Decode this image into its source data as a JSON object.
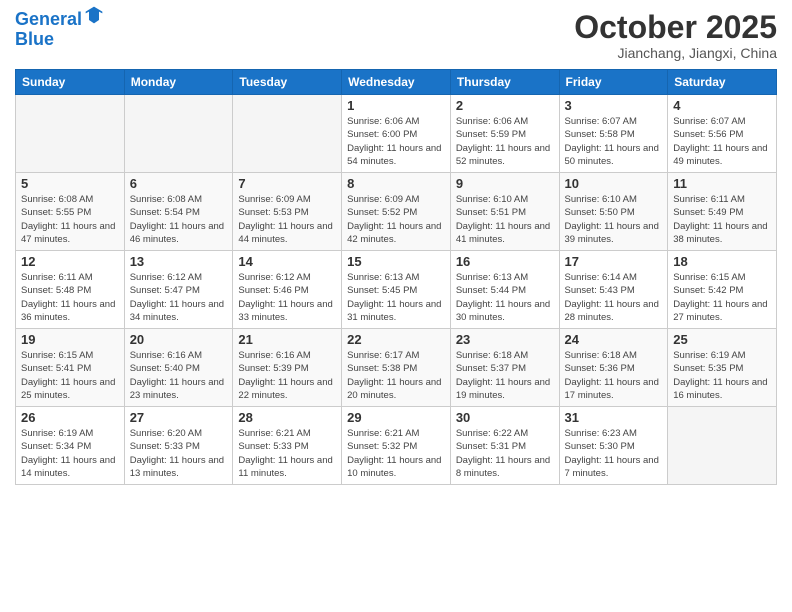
{
  "header": {
    "logo_line1": "General",
    "logo_line2": "Blue",
    "title": "October 2025",
    "subtitle": "Jianchang, Jiangxi, China"
  },
  "weekdays": [
    "Sunday",
    "Monday",
    "Tuesday",
    "Wednesday",
    "Thursday",
    "Friday",
    "Saturday"
  ],
  "weeks": [
    [
      {
        "day": "",
        "info": ""
      },
      {
        "day": "",
        "info": ""
      },
      {
        "day": "",
        "info": ""
      },
      {
        "day": "1",
        "info": "Sunrise: 6:06 AM\nSunset: 6:00 PM\nDaylight: 11 hours\nand 54 minutes."
      },
      {
        "day": "2",
        "info": "Sunrise: 6:06 AM\nSunset: 5:59 PM\nDaylight: 11 hours\nand 52 minutes."
      },
      {
        "day": "3",
        "info": "Sunrise: 6:07 AM\nSunset: 5:58 PM\nDaylight: 11 hours\nand 50 minutes."
      },
      {
        "day": "4",
        "info": "Sunrise: 6:07 AM\nSunset: 5:56 PM\nDaylight: 11 hours\nand 49 minutes."
      }
    ],
    [
      {
        "day": "5",
        "info": "Sunrise: 6:08 AM\nSunset: 5:55 PM\nDaylight: 11 hours\nand 47 minutes."
      },
      {
        "day": "6",
        "info": "Sunrise: 6:08 AM\nSunset: 5:54 PM\nDaylight: 11 hours\nand 46 minutes."
      },
      {
        "day": "7",
        "info": "Sunrise: 6:09 AM\nSunset: 5:53 PM\nDaylight: 11 hours\nand 44 minutes."
      },
      {
        "day": "8",
        "info": "Sunrise: 6:09 AM\nSunset: 5:52 PM\nDaylight: 11 hours\nand 42 minutes."
      },
      {
        "day": "9",
        "info": "Sunrise: 6:10 AM\nSunset: 5:51 PM\nDaylight: 11 hours\nand 41 minutes."
      },
      {
        "day": "10",
        "info": "Sunrise: 6:10 AM\nSunset: 5:50 PM\nDaylight: 11 hours\nand 39 minutes."
      },
      {
        "day": "11",
        "info": "Sunrise: 6:11 AM\nSunset: 5:49 PM\nDaylight: 11 hours\nand 38 minutes."
      }
    ],
    [
      {
        "day": "12",
        "info": "Sunrise: 6:11 AM\nSunset: 5:48 PM\nDaylight: 11 hours\nand 36 minutes."
      },
      {
        "day": "13",
        "info": "Sunrise: 6:12 AM\nSunset: 5:47 PM\nDaylight: 11 hours\nand 34 minutes."
      },
      {
        "day": "14",
        "info": "Sunrise: 6:12 AM\nSunset: 5:46 PM\nDaylight: 11 hours\nand 33 minutes."
      },
      {
        "day": "15",
        "info": "Sunrise: 6:13 AM\nSunset: 5:45 PM\nDaylight: 11 hours\nand 31 minutes."
      },
      {
        "day": "16",
        "info": "Sunrise: 6:13 AM\nSunset: 5:44 PM\nDaylight: 11 hours\nand 30 minutes."
      },
      {
        "day": "17",
        "info": "Sunrise: 6:14 AM\nSunset: 5:43 PM\nDaylight: 11 hours\nand 28 minutes."
      },
      {
        "day": "18",
        "info": "Sunrise: 6:15 AM\nSunset: 5:42 PM\nDaylight: 11 hours\nand 27 minutes."
      }
    ],
    [
      {
        "day": "19",
        "info": "Sunrise: 6:15 AM\nSunset: 5:41 PM\nDaylight: 11 hours\nand 25 minutes."
      },
      {
        "day": "20",
        "info": "Sunrise: 6:16 AM\nSunset: 5:40 PM\nDaylight: 11 hours\nand 23 minutes."
      },
      {
        "day": "21",
        "info": "Sunrise: 6:16 AM\nSunset: 5:39 PM\nDaylight: 11 hours\nand 22 minutes."
      },
      {
        "day": "22",
        "info": "Sunrise: 6:17 AM\nSunset: 5:38 PM\nDaylight: 11 hours\nand 20 minutes."
      },
      {
        "day": "23",
        "info": "Sunrise: 6:18 AM\nSunset: 5:37 PM\nDaylight: 11 hours\nand 19 minutes."
      },
      {
        "day": "24",
        "info": "Sunrise: 6:18 AM\nSunset: 5:36 PM\nDaylight: 11 hours\nand 17 minutes."
      },
      {
        "day": "25",
        "info": "Sunrise: 6:19 AM\nSunset: 5:35 PM\nDaylight: 11 hours\nand 16 minutes."
      }
    ],
    [
      {
        "day": "26",
        "info": "Sunrise: 6:19 AM\nSunset: 5:34 PM\nDaylight: 11 hours\nand 14 minutes."
      },
      {
        "day": "27",
        "info": "Sunrise: 6:20 AM\nSunset: 5:33 PM\nDaylight: 11 hours\nand 13 minutes."
      },
      {
        "day": "28",
        "info": "Sunrise: 6:21 AM\nSunset: 5:33 PM\nDaylight: 11 hours\nand 11 minutes."
      },
      {
        "day": "29",
        "info": "Sunrise: 6:21 AM\nSunset: 5:32 PM\nDaylight: 11 hours\nand 10 minutes."
      },
      {
        "day": "30",
        "info": "Sunrise: 6:22 AM\nSunset: 5:31 PM\nDaylight: 11 hours\nand 8 minutes."
      },
      {
        "day": "31",
        "info": "Sunrise: 6:23 AM\nSunset: 5:30 PM\nDaylight: 11 hours\nand 7 minutes."
      },
      {
        "day": "",
        "info": ""
      }
    ]
  ]
}
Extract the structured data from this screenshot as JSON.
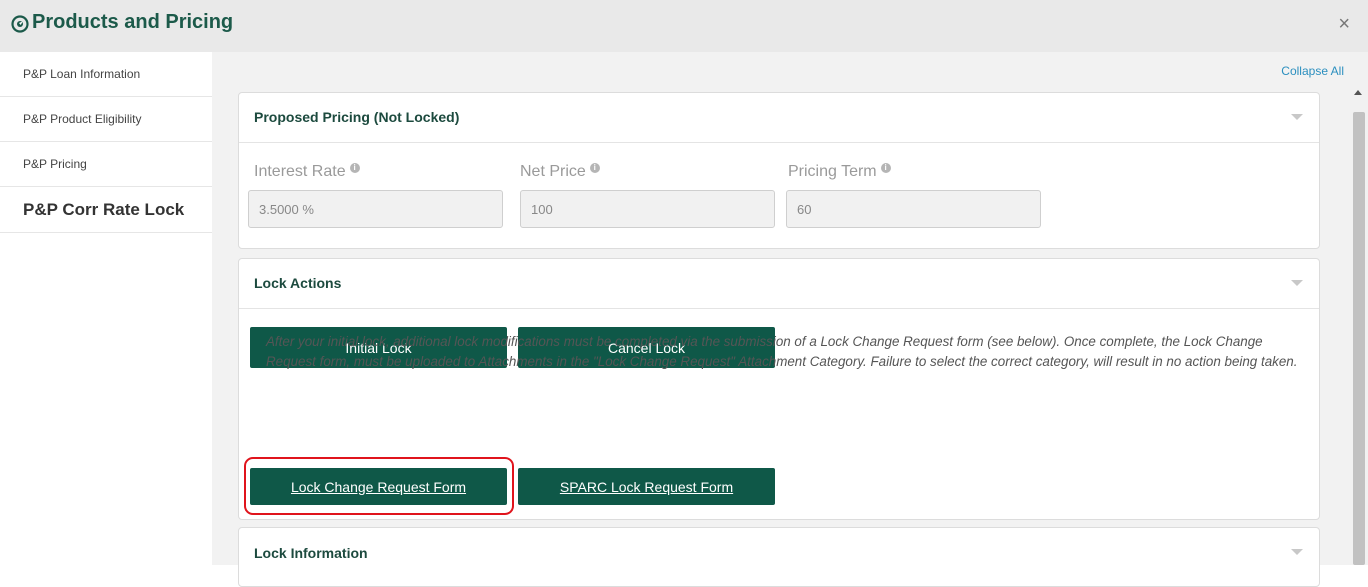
{
  "header": {
    "title": "Products and Pricing",
    "icon": "compass-icon",
    "close_label": "×"
  },
  "sidebar": {
    "items": [
      {
        "label": "P&P Loan Information"
      },
      {
        "label": "P&P Product Eligibility"
      },
      {
        "label": "P&P Pricing"
      },
      {
        "label": "P&P Corr Rate Lock",
        "active": true
      }
    ]
  },
  "main": {
    "collapse_all": "Collapse All",
    "proposed_pricing": {
      "title": "Proposed Pricing (Not Locked)",
      "fields": [
        {
          "label": "Interest Rate",
          "value": "3.5000 %"
        },
        {
          "label": "Net Price",
          "value": "100"
        },
        {
          "label": "Pricing Term",
          "value": "60"
        }
      ]
    },
    "lock_actions": {
      "title": "Lock Actions",
      "initial_lock": "Initial Lock",
      "cancel_lock": "Cancel Lock",
      "note": "After your initial lock, additional lock modifications must be completed via the submission of a Lock Change Request form (see below). Once complete, the Lock Change Request form, must be uploaded to Attachments in the \"Lock Change Request\" Attachment Category. Failure to select the correct category, will result in no action being taken.",
      "lock_change_form": "Lock Change Request Form",
      "sparc_form": "SPARC Lock Request Form"
    },
    "lock_information": {
      "title": "Lock Information"
    }
  },
  "colors": {
    "brand_green": "#0f5848",
    "title_green": "#1c5a4a",
    "highlight_red": "#e0141c",
    "link_blue": "#2b8fbf"
  }
}
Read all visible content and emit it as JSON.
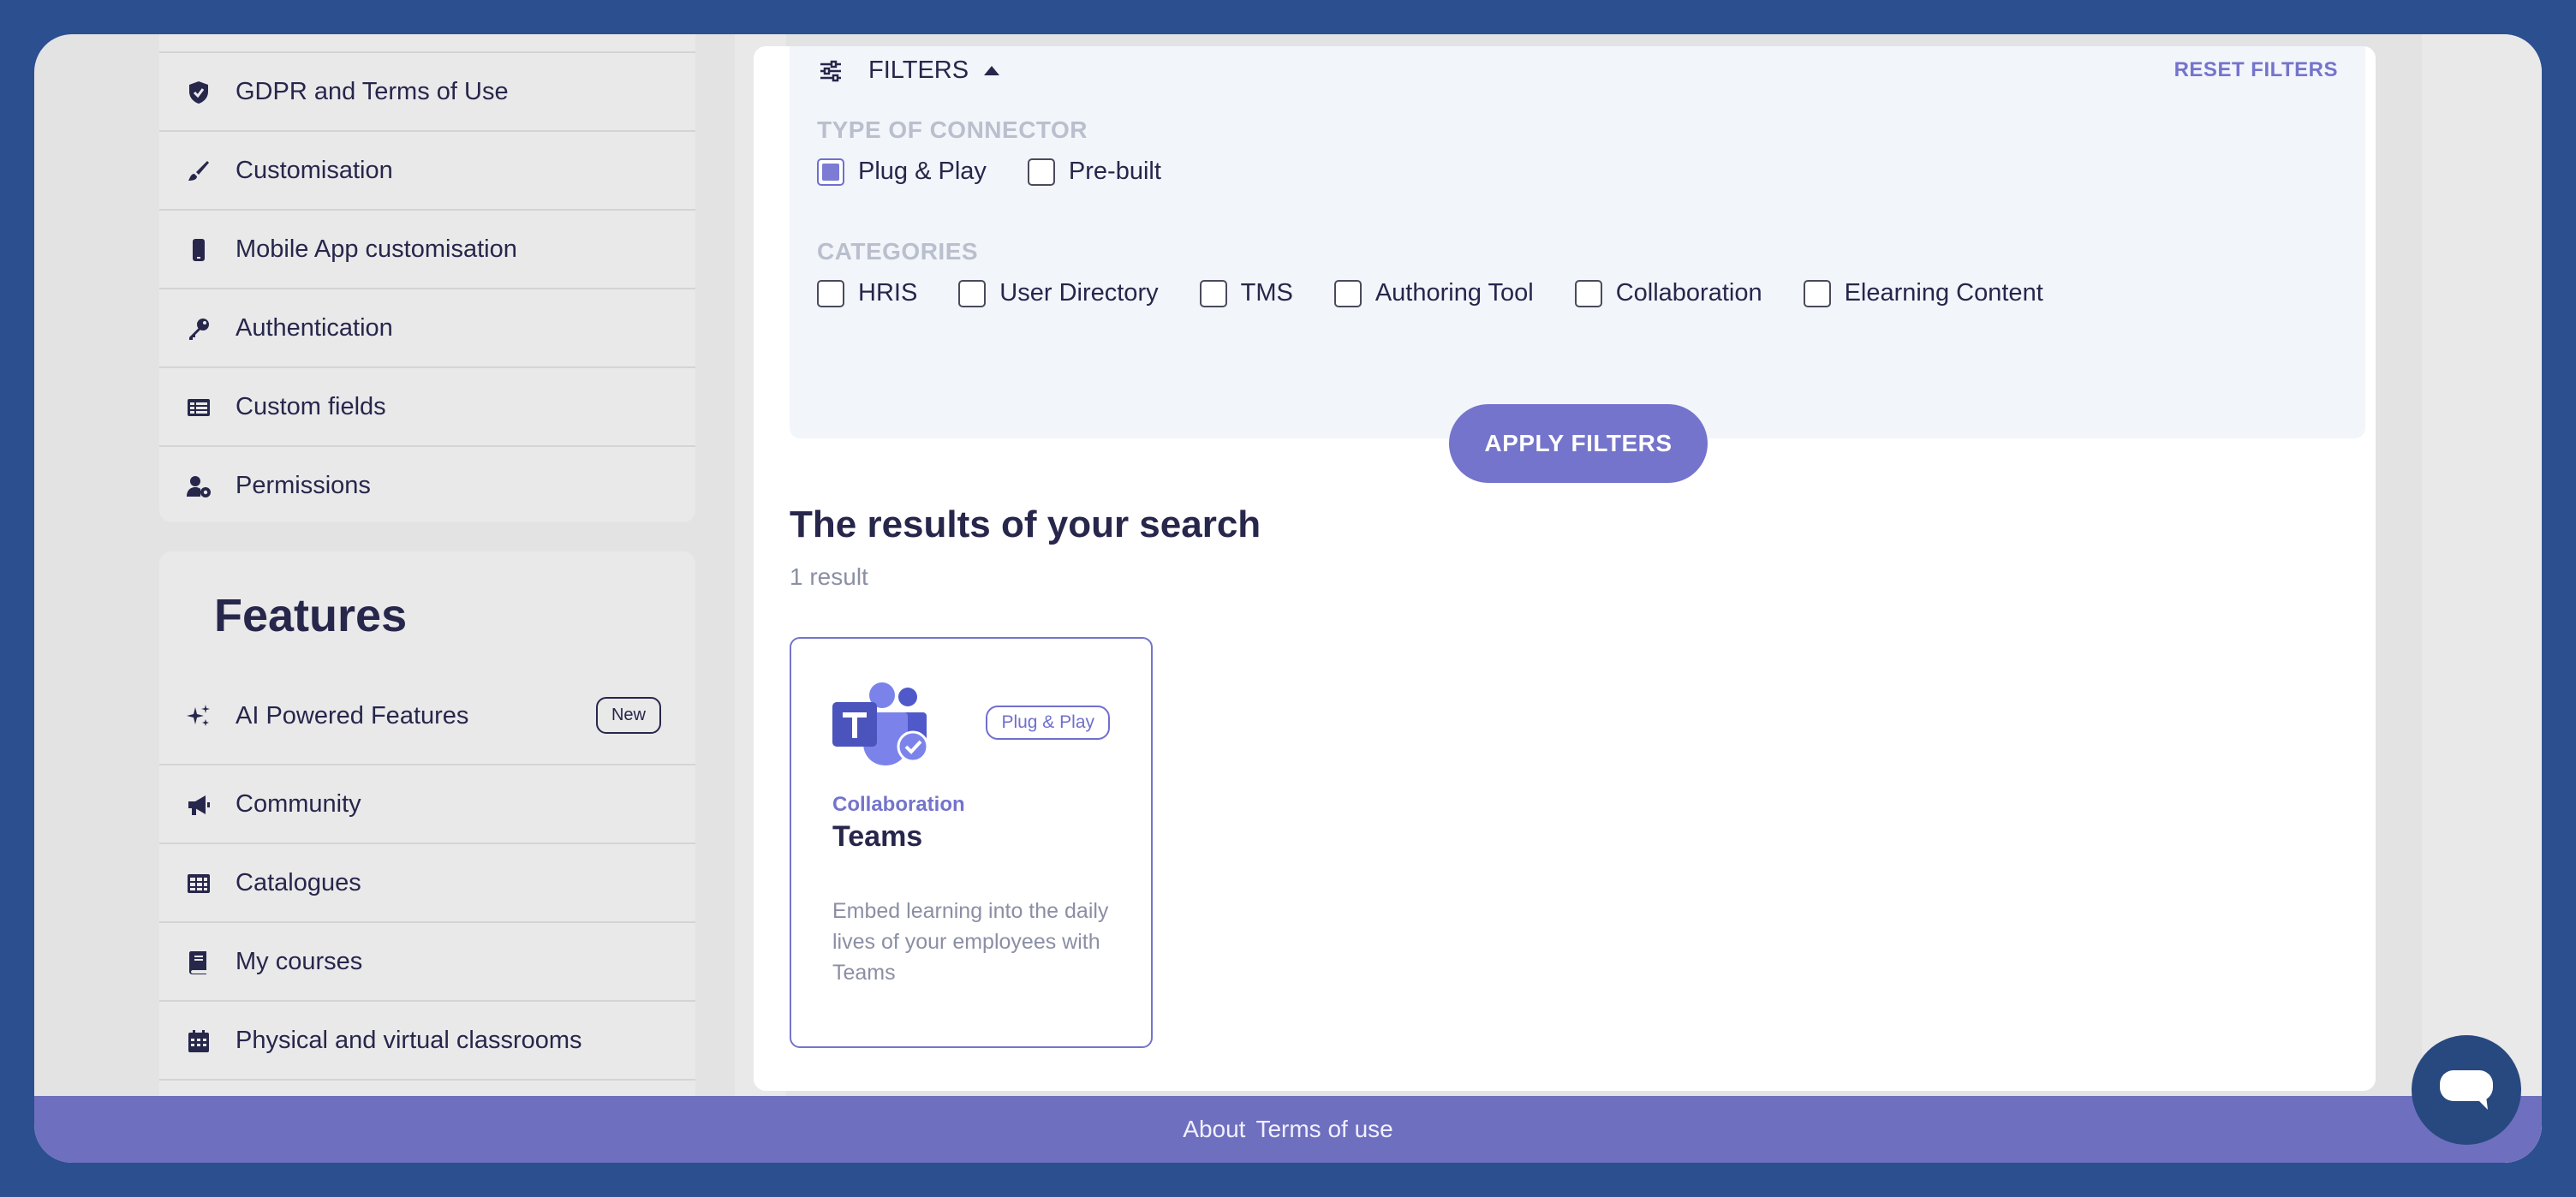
{
  "sidebar_top": {
    "items": [
      {
        "label": "GDPR and Terms of Use",
        "icon": "shield-check-icon"
      },
      {
        "label": "Customisation",
        "icon": "paintbrush-icon"
      },
      {
        "label": "Mobile App customisation",
        "icon": "mobile-icon"
      },
      {
        "label": "Authentication",
        "icon": "key-icon"
      },
      {
        "label": "Custom fields",
        "icon": "table-list-icon"
      },
      {
        "label": "Permissions",
        "icon": "user-gear-icon"
      }
    ]
  },
  "sidebar_features": {
    "title": "Features",
    "items": [
      {
        "label": "AI Powered Features",
        "icon": "sparkles-icon",
        "badge": "New"
      },
      {
        "label": "Community",
        "icon": "megaphone-icon"
      },
      {
        "label": "Catalogues",
        "icon": "grid-icon"
      },
      {
        "label": "My courses",
        "icon": "book-icon"
      },
      {
        "label": "Physical and virtual classrooms",
        "icon": "calendar-icon"
      }
    ]
  },
  "filters": {
    "header_label": "FILTERS",
    "reset_label": "RESET FILTERS",
    "connector_section_label": "TYPE OF CONNECTOR",
    "connector_options": [
      {
        "label": "Plug & Play",
        "checked": true
      },
      {
        "label": "Pre-built",
        "checked": false
      }
    ],
    "categories_section_label": "CATEGORIES",
    "category_options": [
      {
        "label": "HRIS",
        "checked": false
      },
      {
        "label": "User Directory",
        "checked": false
      },
      {
        "label": "TMS",
        "checked": false
      },
      {
        "label": "Authoring Tool",
        "checked": false
      },
      {
        "label": "Collaboration",
        "checked": false
      },
      {
        "label": "Elearning Content",
        "checked": false
      }
    ],
    "apply_label": "APPLY FILTERS"
  },
  "results": {
    "title": "The results of your search",
    "count_label": "1 result",
    "cards": [
      {
        "tag": "Plug & Play",
        "category": "Collaboration",
        "name": "Teams",
        "description": "Embed learning into the daily lives of your employees with Teams",
        "logo": "microsoft-teams-logo"
      }
    ]
  },
  "footer": {
    "links": [
      "About",
      "Terms of use"
    ]
  },
  "colors": {
    "accent": "#7474cc",
    "text_dark": "#27264b",
    "footer": "#6f6fc0",
    "background": "#2b4f8f"
  }
}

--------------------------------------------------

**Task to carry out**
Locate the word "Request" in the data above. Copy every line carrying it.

**Response for this exercise**
      "note": "After your initial lock, additional lock modifications must be completed via the submission of a Lock Change Request form (see below). Once complete, the Lock Change Request form, must be uploaded to Attachments in the \"Lock Change Request\" Attachment Category. Failure to select the correct category, will result in no action being taken.",
      "lock_change_form": "Lock Change Request Form",
      "sparc_form": "SPARC Lock Request Form"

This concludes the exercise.